A family members farm accident and resulting leg injury; the etymology of the calf muscle, animal skin and PPE; waxed cotton outerwear, pouring vessels and cottagecore aesthetics; DeLaval and TetraPak milk advertising; slatted tanks and automated scrapers; off-roading and the change of Land Rover from military vehicle to rural status item; the development of the car cupholder; the Irish governments recent request of dairy farmers to focus instead on growing grain and the sugar beet industries resurgence as supplementary fodder for cattle…(etc etc)

Katie Watchorn

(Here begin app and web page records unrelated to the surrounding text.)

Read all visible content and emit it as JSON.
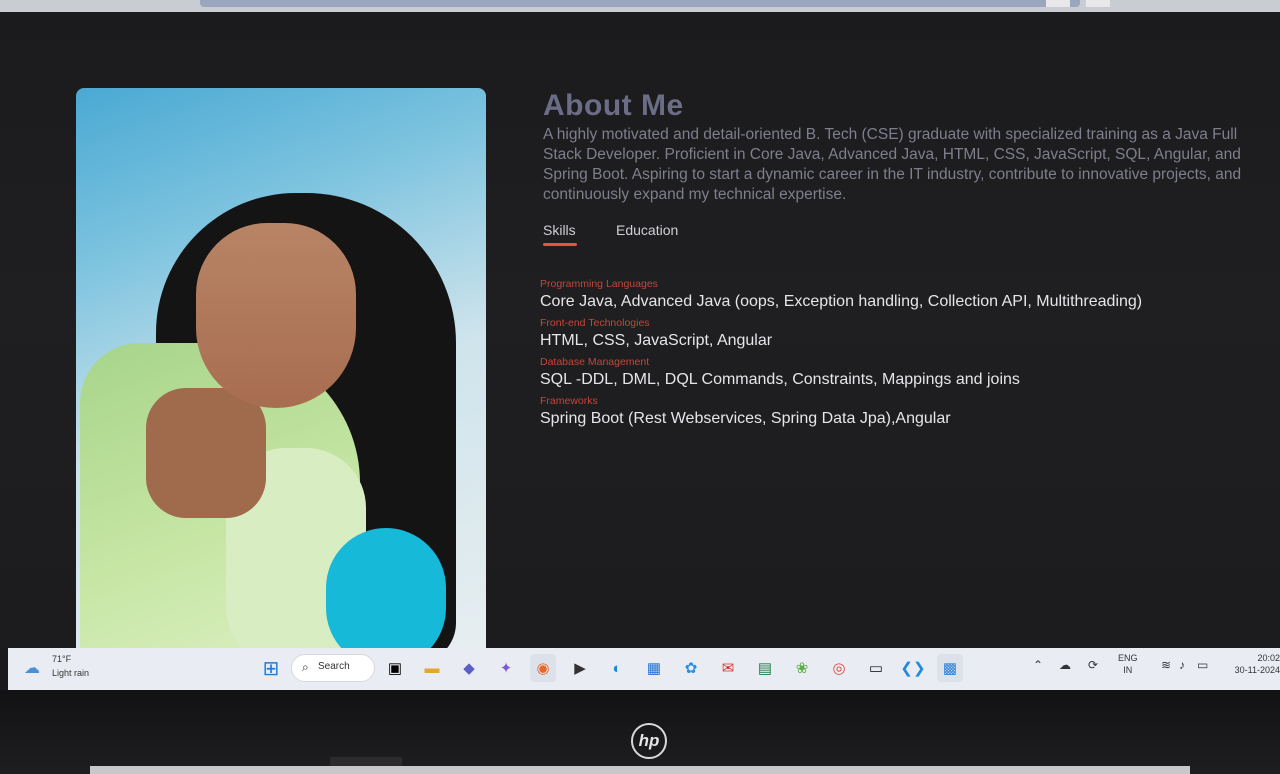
{
  "about": {
    "heading": "About Me",
    "description": "A highly motivated and detail-oriented B. Tech (CSE) graduate with specialized training as a Java Full Stack Developer. Proficient in Core Java, Advanced Java, HTML, CSS, JavaScript, SQL, Angular, and Spring Boot. Aspiring to start a dynamic career in the IT industry, contribute to innovative projects, and continuously expand my technical expertise."
  },
  "tabs": [
    {
      "label": "Skills",
      "active": true
    },
    {
      "label": "Education",
      "active": false
    }
  ],
  "skills": [
    {
      "category": "Programming Languages",
      "value": "Core Java, Advanced Java (oops, Exception handling, Collection API, Multithreading)"
    },
    {
      "category": "Front-end Technologies",
      "value": "HTML, CSS, JavaScript, Angular"
    },
    {
      "category": "Database Management",
      "value": "SQL -DDL, DML, DQL Commands, Constraints, Mappings and joins"
    },
    {
      "category": "Frameworks",
      "value": "Spring Boot (Rest Webservices, Spring Data Jpa),Angular"
    }
  ],
  "taskbar": {
    "weather": {
      "temp": "71°F",
      "condition": "Light rain",
      "icon": "rain-cloud-icon"
    },
    "search_label": "Search",
    "lang_line1": "ENG",
    "lang_line2": "IN",
    "time": "20:02",
    "date": "30-11-2024"
  },
  "colors": {
    "accent": "#e8533a",
    "heading": "#6b6d86",
    "page_bg": "#1c1c1e"
  }
}
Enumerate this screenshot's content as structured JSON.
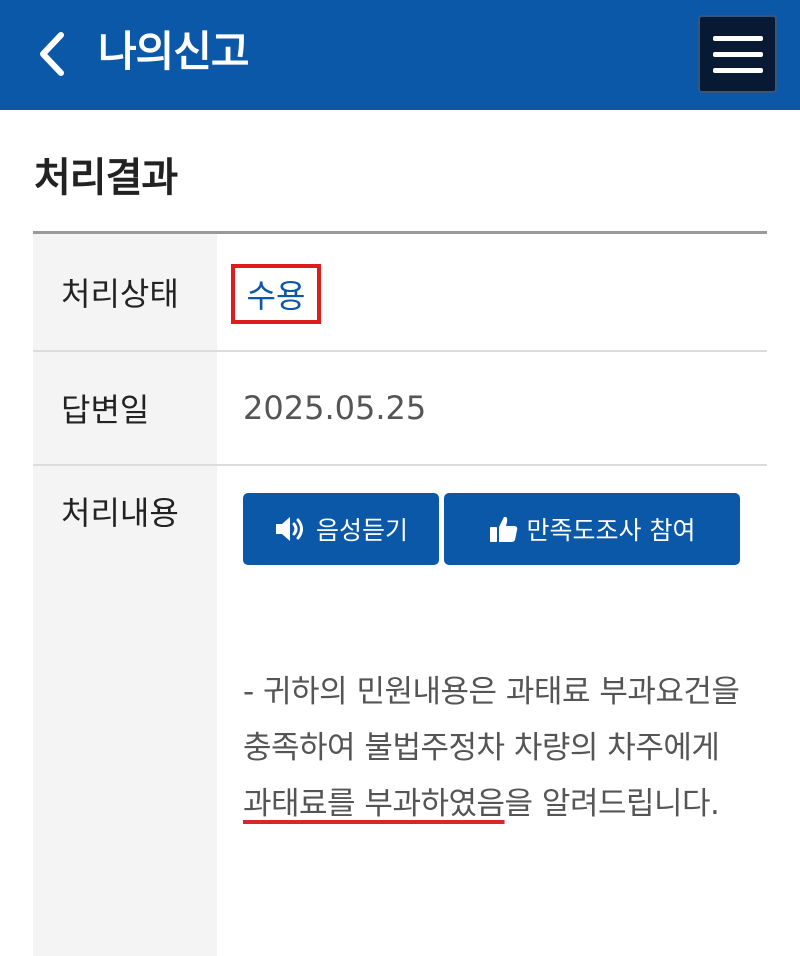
{
  "header": {
    "title": "나의신고",
    "back_icon": "chevron-left-icon",
    "menu_icon": "hamburger-menu-icon",
    "background_color": "#0b58a8"
  },
  "section": {
    "title": "처리결과"
  },
  "table": {
    "status_label": "처리상태",
    "status_value": "수용",
    "status_highlight_color": "#e01b1b",
    "answer_date_label": "답변일",
    "answer_date_value": "2025.05.25",
    "content_label": "처리내용",
    "voice_button_label": "음성듣기",
    "voice_button_icon": "speaker-icon",
    "survey_button_label": "만족도조사 참여",
    "survey_button_icon": "thumbs-up-icon",
    "content_text_before": "- 귀하의 민원내용은 과태료 부과요건을 충족하여 불법주정차 차량의 차주에게 ",
    "content_text_underlined": "과태료를 부과하였음",
    "content_text_after": "을 알려드립니다."
  }
}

Katie Watchorn graduated from the National College of Art and Design in 2014. Recent solo exhibitions include; Zero Grazing at Studio Pavilion as part of Glasgow International, 2021, A Calf Remembered, Wexford Arts Centre, BalehomeBalehome at VISUAL Carlow, both 2018. Group exhibitions include: From Here to There, The Douglas Hyde Gallery, GUEST, curated by Marysia Wieckiewicz Carroll, Newbridge House, Dublin, Grass Roots, Muine Bheag, Co. Carlow (all 2021); PAST/URES, The Library Project, Dublin, 2020 and Periodical Review #9, Pallas Projects, Dublin, 2019. She was Overall Winner in the Visual Arts Category of the 2014 Irish Undergraduate Awards, received the HOTRON Recent Graduate Award 2016, selected by Annie Fletcher, and is the recipient of a number of Arts Council Bursaries, including the Next Generation Award (2017) supporting emerging artists of promise at a pivotal stage in their career. Katie was a resident at the Irish Museum of Modern Art in 2019 as part of their 1000 programme and is currently an artist-in-residence at Fire Station Artists’ Studios, Dublin.